Also, If I may refer back to one of my original questions that I still feel a bit unsure of. Is the overall energy content of EM radiation conserved over distance? Or does matter interaction convert some of the radiative energy to heat? The reason I ask is because you say light travels for infinite distances.

For instance, Maybe you could explain the dynamics of a laser pointer being projected into the sky, where does the light from this device terminate? I realize the divergence causes it to become invisible to the naked eye at some point, but lets say hypothetically the beam has a divergence rating of 0, would this beam be infinitely visible?

14. Oct 13, 2007

dilletante

The UDF photo seen here had an exposure time of about 1 million seconds:
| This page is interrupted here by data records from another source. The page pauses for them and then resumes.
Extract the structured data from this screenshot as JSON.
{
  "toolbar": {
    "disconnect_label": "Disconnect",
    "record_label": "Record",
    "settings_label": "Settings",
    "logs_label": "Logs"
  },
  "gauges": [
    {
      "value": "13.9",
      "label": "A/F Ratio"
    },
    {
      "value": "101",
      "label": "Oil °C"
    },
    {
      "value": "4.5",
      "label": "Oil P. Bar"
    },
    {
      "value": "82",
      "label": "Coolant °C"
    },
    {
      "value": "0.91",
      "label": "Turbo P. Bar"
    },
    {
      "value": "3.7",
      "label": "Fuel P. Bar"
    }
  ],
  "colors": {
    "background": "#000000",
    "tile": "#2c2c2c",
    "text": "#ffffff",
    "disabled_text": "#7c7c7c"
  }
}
http://hubblesite.org/newscenter/archive/releases/2004/07/

15. Oct 14, 2007

BosonJaw

Wow!

So the Hubble stared at this image for over 1 week continuously to get this image? At that magnification (what was that magnification anyway?) wouldn't the slightest movement compromise the image? What was seen as this exposure was taken? Did the image become progressively brighter? Or was the image actually formed during the exposure time? (please excuse my ignorance)

16. Oct 14, 2007

dilletante

From the NASA Hubble site:
You can explore their site and get answers to most of your questions:

http://hubble.nasa.gov/index.php [Broken]

Last edited by a moderator: May 3, 2017
17. Oct 14, 2007

BosonJaw

Thank you!!!

18. Oct 14, 2007

Staff: Mentor

The equation refers to a change in distance. So just saying "one mile" hasn't told you anything about a change in intensity. Moving out from one mile to two is what gives you 1/4. If you moved from 1/2 mile to 2, the intensity would have dropped by 1/16.
There is no term "total intensity". Intensity is the number of photons per unit area. It is not conserved (it is what varies by the inverse square law). What is conserved is the total energy. Intensity times area would give you energy.

Last edited: Oct 14, 2007
19. Oct 14, 2007

Staff: Mentor

EM radiation is radiated heat energy. It can be converted to heat energy in an object (kinetic) if it is absorbed by an object, but it does not dissipate in any other way besides the inverse square law - the total energy is conserved.
A laser is unidirectional, not omnidirectional like a light bulb. Theoretically, the light from a perfectly coherent laser would travel forever at the same intensity as it started. If it makes a 1" diameter spot on your wall, it would make a 1" diameter spot on the moon.

20. Oct 14, 2007

Staff: Mentor

The provided link has much of that information. It isn't quite as simple as taking one exposure since the telescope orbits the earth and the earth gets in the way. A week is the total exposure. And a ccd chip works similar to film - you don't see anything while it is being exposed, you develop it (read it) when the exposure is finished. So once an orbit it would take an exposure an hour or so long and at the end of the hour, the astronomers would see the result. And they could combine exposures after a few hours or days and watch the image build.

The link doesn't say what the magnification is, but magnification doesn't mean anything without a reference. I have a poster of the UDF on my wall and if you stand across the room from it it is a different magnification than if you walk up to it. The link talks about the field of view - it is a slice of the sky about 1/10th the width of the full moon. So depending on how big you would display it, it would probably be 10-100x magnification. Pictures of planets you might see in a magazine (or on my website!) are up to about 500x magnification.

The high precision of the tracking shouldn't be too surprising - in space, it doesn't actually have to move like a telescope on earth does. Basically, it just has to use its reaction control system (flywheels) to keep it stable. And flywheels are great for making tiny adjustments to keep it pointed. Tracking for an earth-based telescope (like mine!) is a very big problem.

Last edited: Oct 14, 2007